» Work order: Go through the data underneath and copy every line exactly.

» Records to use:
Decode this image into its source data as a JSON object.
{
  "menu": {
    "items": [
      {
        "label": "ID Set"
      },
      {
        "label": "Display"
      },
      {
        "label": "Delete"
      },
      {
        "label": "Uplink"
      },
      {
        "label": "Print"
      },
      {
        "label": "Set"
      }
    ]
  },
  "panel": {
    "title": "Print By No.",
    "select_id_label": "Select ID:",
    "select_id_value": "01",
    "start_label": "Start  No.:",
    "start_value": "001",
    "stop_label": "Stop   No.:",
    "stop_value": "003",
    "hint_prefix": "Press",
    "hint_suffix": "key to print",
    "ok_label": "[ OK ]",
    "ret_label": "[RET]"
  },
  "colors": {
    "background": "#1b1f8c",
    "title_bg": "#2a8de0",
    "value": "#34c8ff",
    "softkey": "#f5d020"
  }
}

» Exercise output:
Decode this image into its source data as a JSON object.
{
  "menu": {
    "items": [
      {
        "label": "ID Set"
      },
      {
        "label": "Display"
      },
      {
        "label": "Delete"
      },
      {
        "label": "Uplink"
      },
      {
        "label": "Print"
      },
      {
        "label": "Set"
      }
    ]
  },
  "panel": {
    "title": "Print By No.",
    "select_id_label": "Select ID:",
    "select_id_value": "01",
    "start_label": "Start  No.:",
    "start_value": "001",
    "stop_label": "Stop   No.:",
    "stop_value": "003",
    "hint_prefix": "Press",
    "hint_suffix": "key to print",
    "ok_label": "[ OK ]",
    "ret_label": "[RET]"
  },
  "colors": {
    "background": "#1b1f8c",
    "title_bg": "#2a8de0",
    "value": "#34c8ff",
    "softkey": "#f5d020"
  }
}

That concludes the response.